Despite the result, this is the end of the status quo

Boyd Tonkin on the fall-out from the Scottish referendum
Manolo Blahnik: The high priest of heels talks flats, Englishness, and why he loves Mary Beard

Manolo Blahnik: Flats, Englishness, and Mary Beard

The shoe designer who has been dubbed 'the patron saint of the stiletto'
The Beatles biographer reveals exclusive original manuscripts of some of the best pop songs ever written

Scrambled eggs and LSD

Behind The Beatles' lyrics - thanks to Hunter Davis's original manuscript copies
'Normcore' fashion: Blending in is the new standing out in latest catwalk non-trend

'Normcore': Blending in is the new standing out

Just when fashion was in grave danger of running out of trends, it only went and invented the non-trend. Rebecca Gonsalves investigates
Dance’s new leading ladies fight back: How female vocalists are now writing their own hits

New leading ladies of dance fight back

How female vocalists are now writing their own hits
Mystery of the Ground Zero wedding photo

A shot in the dark

Mystery of the wedding photo from Ground Zero
His life, the universe and everything

His life, the universe and everything

New biography sheds light on comic genius of Douglas Adams
Save us from small screen superheroes

Save us from small screen superheroes

Shows like Agents of S.H.I.E.L.D are little more than marketing tools
Reach for the skies

Reach for the skies

From pools to football pitches, rooftop living is looking up
These are the 12 best hotel spas in the UK

12 best hotel spas in the UK

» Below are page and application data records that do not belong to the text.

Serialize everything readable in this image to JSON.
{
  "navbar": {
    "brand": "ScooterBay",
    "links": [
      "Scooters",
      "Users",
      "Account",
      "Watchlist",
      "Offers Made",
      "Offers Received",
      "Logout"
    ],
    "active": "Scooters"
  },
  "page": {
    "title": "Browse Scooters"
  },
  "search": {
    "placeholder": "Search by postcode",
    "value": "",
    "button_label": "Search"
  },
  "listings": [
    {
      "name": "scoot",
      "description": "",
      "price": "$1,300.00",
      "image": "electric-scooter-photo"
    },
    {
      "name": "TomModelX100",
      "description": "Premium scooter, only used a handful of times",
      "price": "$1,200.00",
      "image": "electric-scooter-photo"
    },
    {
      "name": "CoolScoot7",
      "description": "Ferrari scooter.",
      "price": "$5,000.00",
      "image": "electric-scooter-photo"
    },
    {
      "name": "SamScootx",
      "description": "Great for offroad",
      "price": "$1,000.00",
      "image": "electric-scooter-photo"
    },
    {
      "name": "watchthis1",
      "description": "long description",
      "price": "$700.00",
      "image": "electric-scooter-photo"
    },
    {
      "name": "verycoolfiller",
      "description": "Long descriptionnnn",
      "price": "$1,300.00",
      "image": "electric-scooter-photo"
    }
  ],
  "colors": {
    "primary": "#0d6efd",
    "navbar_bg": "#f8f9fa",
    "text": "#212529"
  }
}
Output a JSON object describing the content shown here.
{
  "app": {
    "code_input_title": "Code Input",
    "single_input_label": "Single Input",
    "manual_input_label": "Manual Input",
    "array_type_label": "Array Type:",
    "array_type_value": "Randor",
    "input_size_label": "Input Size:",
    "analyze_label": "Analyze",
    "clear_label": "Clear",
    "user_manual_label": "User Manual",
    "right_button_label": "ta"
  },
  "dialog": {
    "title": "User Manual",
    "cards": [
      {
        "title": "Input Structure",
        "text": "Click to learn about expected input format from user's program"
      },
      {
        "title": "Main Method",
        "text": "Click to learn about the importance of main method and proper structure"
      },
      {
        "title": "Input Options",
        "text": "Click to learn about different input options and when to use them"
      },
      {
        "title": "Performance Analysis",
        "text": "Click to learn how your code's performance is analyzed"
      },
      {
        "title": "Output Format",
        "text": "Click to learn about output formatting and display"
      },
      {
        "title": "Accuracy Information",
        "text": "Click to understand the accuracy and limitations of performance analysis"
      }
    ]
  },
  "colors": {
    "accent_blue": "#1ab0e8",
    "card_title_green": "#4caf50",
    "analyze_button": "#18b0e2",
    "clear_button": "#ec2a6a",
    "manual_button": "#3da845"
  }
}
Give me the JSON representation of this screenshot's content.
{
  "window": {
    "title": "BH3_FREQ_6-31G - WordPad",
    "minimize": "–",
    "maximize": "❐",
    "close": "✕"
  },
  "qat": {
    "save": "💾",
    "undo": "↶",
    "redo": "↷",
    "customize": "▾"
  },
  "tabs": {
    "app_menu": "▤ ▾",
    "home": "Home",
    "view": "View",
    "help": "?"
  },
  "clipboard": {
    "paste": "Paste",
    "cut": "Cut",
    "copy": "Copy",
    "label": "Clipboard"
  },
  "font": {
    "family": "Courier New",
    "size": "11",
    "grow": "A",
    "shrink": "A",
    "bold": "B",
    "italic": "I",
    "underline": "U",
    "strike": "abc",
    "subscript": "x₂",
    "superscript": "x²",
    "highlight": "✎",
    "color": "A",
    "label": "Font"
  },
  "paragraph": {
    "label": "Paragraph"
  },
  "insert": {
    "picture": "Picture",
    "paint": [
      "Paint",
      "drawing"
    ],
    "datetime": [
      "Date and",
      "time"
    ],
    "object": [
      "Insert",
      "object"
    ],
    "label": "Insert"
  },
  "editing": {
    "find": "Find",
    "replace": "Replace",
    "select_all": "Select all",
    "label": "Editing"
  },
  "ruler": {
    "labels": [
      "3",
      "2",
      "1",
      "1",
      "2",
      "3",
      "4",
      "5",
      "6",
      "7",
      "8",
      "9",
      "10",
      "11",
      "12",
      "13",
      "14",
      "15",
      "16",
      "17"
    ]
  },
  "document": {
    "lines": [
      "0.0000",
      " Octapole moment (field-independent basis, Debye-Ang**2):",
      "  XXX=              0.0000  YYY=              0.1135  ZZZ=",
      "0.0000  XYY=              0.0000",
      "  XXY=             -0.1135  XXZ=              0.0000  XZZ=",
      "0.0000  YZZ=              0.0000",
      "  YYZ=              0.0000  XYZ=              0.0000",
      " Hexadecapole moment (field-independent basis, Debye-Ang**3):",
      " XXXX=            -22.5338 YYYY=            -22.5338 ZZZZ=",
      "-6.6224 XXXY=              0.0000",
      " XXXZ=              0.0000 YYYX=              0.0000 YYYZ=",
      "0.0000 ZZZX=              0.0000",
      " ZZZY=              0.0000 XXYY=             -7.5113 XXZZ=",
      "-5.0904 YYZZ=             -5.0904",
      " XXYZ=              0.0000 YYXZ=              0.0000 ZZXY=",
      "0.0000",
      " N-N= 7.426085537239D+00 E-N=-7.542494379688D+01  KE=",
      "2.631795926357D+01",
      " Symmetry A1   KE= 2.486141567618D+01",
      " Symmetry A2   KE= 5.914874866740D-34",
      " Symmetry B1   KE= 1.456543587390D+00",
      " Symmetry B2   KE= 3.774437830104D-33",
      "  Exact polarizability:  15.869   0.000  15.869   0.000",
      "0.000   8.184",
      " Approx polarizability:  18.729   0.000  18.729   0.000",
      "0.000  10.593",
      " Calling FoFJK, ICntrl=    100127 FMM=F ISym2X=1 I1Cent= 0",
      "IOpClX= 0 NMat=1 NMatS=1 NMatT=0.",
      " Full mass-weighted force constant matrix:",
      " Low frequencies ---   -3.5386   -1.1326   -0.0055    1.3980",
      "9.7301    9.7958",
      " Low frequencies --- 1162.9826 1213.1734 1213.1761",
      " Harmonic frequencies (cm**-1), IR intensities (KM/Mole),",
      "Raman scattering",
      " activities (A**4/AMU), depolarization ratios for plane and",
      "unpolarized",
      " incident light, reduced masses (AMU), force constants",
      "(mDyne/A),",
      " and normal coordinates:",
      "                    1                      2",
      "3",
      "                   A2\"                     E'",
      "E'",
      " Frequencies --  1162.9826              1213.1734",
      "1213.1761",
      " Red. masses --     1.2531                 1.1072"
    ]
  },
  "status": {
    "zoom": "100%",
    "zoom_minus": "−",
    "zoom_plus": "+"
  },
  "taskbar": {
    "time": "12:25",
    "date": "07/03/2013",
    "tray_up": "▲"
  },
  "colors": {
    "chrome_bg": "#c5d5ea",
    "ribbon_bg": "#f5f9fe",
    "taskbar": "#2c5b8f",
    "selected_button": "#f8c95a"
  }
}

Some hotels go all out on facilities; others stand out for the sheer quality of treatments
These Iranian-controlled Shia militias used to specialise in killing American soldiers. Now they are fighting Isis, backed up by US airstrikes

Widespread fear of Isis is producing strange bedfellows

Iranian-controlled Shia militias that used to kill American soldiers are now fighting Isis, helped by US airstrikes
Topshop goes part Athena poster, part last spring Prada

Topshop goes part Athena poster, part last spring Prada

Shoppers don't come to Topshop for the unique
How to make a Lego masterpiece

How to make a Lego masterpiece

Toy breaks out of the nursery and heads for the gallery
Meet the ‘Endies’ – city dwellers who are too poor to have fun

Meet the ‘Endies’ – city dwellers who are too poor to have fun

Urbanites are cursed with an acronym pointing to Employed but No Disposable Income or Savings
Paisley’s decision to make peace with IRA enemies might remind the Arabs of Sadat

Ian Paisley’s decision to make peace with his IRA enemies

His Save Ulster from Sodomy campaign would surely have been supported by many a Sunni imam